Instructions to follow =>
Determine how many lines of the listing below hold the string "description", then state that number alone.

━━━━━━━━

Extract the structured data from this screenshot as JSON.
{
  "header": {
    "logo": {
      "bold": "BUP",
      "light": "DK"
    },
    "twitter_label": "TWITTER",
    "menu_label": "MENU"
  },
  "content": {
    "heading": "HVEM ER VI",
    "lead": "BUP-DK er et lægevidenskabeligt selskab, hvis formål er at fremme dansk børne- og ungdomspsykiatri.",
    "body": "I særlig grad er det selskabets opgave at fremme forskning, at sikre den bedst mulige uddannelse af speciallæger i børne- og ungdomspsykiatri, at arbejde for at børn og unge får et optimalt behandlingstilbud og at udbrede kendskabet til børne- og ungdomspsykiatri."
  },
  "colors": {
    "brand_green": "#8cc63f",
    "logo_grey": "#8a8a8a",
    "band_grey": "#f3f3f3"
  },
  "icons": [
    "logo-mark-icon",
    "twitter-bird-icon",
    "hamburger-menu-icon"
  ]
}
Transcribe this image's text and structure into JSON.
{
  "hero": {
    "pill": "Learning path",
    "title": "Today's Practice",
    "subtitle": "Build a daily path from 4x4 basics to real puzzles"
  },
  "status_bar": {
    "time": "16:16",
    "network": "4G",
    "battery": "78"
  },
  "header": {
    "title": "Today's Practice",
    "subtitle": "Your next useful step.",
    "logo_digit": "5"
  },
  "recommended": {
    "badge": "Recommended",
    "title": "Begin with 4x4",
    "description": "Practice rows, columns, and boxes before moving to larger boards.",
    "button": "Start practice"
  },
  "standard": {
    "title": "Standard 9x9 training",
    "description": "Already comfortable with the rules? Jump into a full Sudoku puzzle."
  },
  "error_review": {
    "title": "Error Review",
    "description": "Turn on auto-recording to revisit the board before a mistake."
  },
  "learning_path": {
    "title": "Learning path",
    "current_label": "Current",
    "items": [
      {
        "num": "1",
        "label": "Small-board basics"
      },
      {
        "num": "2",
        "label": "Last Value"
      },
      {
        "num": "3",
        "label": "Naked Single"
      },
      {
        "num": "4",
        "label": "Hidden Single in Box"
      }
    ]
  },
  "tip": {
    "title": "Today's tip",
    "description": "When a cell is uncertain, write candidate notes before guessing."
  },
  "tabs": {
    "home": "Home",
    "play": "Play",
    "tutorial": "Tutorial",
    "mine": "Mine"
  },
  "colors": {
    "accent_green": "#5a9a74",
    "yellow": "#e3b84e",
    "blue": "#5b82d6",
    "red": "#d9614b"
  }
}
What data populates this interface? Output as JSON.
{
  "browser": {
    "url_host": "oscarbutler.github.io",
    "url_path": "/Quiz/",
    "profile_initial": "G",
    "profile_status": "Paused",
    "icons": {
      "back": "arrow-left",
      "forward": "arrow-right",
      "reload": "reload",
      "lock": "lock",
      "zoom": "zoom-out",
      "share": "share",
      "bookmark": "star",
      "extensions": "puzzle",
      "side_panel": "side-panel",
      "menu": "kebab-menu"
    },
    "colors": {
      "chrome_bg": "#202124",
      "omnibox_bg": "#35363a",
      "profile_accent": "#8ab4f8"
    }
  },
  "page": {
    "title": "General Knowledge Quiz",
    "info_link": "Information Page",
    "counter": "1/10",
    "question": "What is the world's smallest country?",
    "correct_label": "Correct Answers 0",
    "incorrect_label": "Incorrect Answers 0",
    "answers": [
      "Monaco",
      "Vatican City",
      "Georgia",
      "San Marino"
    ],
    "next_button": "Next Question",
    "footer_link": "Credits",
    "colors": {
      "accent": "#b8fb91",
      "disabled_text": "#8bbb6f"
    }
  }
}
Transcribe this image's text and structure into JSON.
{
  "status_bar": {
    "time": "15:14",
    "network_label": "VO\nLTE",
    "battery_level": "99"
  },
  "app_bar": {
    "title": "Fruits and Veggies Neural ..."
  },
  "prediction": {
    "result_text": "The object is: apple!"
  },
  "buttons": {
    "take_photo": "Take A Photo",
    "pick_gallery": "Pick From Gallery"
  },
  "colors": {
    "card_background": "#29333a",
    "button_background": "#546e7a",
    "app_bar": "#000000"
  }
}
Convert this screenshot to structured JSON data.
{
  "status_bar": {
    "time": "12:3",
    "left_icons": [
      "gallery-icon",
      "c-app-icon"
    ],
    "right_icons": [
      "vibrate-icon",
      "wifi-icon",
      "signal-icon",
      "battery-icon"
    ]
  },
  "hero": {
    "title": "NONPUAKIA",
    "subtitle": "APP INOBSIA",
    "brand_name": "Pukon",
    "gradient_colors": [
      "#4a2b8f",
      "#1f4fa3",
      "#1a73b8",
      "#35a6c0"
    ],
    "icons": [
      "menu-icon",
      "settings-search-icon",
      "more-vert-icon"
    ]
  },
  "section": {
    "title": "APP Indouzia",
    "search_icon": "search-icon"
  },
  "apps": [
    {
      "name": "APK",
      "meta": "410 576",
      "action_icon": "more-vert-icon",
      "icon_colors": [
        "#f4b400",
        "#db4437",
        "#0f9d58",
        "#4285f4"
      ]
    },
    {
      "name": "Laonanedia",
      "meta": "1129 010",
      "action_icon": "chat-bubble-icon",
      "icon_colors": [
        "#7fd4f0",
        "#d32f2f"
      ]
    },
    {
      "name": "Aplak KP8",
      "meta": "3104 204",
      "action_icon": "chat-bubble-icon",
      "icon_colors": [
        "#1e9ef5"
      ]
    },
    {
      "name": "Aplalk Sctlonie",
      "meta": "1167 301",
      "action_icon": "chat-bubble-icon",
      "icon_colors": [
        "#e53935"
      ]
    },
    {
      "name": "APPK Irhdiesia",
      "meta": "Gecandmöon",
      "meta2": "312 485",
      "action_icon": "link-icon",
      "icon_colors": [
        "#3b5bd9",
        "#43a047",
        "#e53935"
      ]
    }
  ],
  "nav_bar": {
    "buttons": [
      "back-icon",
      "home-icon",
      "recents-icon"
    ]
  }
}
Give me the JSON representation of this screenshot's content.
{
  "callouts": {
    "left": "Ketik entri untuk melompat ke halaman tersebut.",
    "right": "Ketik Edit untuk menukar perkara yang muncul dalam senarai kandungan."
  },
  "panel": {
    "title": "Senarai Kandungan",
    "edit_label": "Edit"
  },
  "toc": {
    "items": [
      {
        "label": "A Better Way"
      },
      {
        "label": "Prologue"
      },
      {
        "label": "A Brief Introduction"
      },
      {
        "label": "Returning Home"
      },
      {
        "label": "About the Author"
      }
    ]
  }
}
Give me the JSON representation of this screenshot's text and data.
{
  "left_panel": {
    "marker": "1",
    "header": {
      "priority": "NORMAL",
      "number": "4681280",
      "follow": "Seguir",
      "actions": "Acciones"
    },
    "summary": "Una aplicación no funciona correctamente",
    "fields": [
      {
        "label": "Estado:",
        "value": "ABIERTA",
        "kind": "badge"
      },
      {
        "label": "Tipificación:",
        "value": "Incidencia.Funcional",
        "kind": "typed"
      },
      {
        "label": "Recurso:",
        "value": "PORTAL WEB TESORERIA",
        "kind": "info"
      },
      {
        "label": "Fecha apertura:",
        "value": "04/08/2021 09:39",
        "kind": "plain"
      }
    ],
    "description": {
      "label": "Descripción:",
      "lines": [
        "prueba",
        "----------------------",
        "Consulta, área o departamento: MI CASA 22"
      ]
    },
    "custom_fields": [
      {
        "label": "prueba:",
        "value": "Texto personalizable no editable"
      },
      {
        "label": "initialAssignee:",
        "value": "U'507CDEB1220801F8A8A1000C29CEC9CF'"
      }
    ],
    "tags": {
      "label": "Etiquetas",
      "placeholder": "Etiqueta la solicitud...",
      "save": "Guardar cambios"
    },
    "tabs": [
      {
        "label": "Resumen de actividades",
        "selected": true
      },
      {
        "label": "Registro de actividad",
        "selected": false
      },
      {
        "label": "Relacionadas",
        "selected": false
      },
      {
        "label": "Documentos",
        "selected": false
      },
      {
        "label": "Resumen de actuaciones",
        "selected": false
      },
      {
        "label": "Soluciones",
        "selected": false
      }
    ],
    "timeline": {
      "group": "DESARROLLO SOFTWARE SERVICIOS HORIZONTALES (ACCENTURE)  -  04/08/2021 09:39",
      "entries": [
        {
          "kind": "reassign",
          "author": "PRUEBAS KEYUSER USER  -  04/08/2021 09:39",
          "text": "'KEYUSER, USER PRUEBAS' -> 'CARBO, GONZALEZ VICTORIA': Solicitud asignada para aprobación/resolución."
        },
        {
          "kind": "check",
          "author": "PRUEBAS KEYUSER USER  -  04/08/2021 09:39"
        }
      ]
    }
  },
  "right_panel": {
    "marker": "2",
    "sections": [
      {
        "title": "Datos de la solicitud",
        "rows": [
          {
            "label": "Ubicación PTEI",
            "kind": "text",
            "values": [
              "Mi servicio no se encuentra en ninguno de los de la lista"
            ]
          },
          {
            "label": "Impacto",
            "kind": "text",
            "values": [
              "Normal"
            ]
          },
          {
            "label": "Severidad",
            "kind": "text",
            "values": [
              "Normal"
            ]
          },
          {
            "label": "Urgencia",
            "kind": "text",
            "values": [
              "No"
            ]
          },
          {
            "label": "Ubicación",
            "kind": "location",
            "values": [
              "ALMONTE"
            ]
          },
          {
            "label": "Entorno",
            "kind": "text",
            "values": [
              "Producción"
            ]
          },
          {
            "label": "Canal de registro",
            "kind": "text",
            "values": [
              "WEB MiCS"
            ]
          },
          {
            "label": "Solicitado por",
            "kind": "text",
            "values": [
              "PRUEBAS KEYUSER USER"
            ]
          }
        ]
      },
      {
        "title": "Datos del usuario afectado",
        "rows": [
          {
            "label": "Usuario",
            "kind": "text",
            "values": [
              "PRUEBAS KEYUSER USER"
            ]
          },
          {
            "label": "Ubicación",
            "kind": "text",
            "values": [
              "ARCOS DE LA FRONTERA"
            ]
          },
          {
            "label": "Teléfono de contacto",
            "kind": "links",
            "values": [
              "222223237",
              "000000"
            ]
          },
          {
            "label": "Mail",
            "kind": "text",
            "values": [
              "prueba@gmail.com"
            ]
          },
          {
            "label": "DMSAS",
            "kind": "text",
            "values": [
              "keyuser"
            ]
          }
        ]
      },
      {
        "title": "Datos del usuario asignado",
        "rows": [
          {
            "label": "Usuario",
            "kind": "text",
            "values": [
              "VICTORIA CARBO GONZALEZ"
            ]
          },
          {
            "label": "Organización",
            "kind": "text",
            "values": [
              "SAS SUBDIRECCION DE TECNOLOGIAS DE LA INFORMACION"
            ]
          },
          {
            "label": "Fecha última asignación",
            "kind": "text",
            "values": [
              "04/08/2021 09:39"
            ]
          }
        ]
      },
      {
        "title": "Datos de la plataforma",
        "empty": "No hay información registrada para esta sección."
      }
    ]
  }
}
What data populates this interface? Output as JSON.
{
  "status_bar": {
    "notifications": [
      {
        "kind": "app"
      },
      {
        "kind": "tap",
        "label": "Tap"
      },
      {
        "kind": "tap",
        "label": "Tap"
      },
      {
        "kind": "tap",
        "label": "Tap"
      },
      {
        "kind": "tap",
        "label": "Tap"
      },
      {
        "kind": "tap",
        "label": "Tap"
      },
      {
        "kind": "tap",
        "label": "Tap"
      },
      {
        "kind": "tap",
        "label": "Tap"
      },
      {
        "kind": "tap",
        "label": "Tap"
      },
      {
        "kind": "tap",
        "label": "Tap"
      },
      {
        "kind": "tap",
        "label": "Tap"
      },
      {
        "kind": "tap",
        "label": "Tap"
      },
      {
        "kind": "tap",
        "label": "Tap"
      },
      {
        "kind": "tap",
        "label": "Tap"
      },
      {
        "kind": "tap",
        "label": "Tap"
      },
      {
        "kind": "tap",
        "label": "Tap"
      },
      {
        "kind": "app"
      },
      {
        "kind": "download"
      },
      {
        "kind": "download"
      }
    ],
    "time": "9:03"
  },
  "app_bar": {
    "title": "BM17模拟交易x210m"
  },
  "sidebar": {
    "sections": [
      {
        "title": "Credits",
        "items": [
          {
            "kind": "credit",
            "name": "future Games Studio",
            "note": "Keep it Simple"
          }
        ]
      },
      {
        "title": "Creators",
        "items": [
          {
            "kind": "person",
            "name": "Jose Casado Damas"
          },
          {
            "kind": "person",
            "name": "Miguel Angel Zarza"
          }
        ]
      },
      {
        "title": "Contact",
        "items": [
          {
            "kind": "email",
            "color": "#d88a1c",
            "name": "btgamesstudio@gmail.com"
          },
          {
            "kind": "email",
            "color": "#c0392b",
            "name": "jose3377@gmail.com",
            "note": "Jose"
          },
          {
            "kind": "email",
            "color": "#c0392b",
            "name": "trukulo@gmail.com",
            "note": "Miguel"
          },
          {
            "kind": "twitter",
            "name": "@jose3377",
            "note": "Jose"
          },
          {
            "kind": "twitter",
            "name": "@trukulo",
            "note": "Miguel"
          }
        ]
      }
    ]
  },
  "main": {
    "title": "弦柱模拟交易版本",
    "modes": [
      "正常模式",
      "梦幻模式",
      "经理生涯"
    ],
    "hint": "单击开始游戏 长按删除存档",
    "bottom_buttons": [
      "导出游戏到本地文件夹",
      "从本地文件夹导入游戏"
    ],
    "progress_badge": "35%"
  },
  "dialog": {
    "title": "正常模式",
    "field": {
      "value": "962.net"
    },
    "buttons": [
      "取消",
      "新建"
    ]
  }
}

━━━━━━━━

Your solution =>
5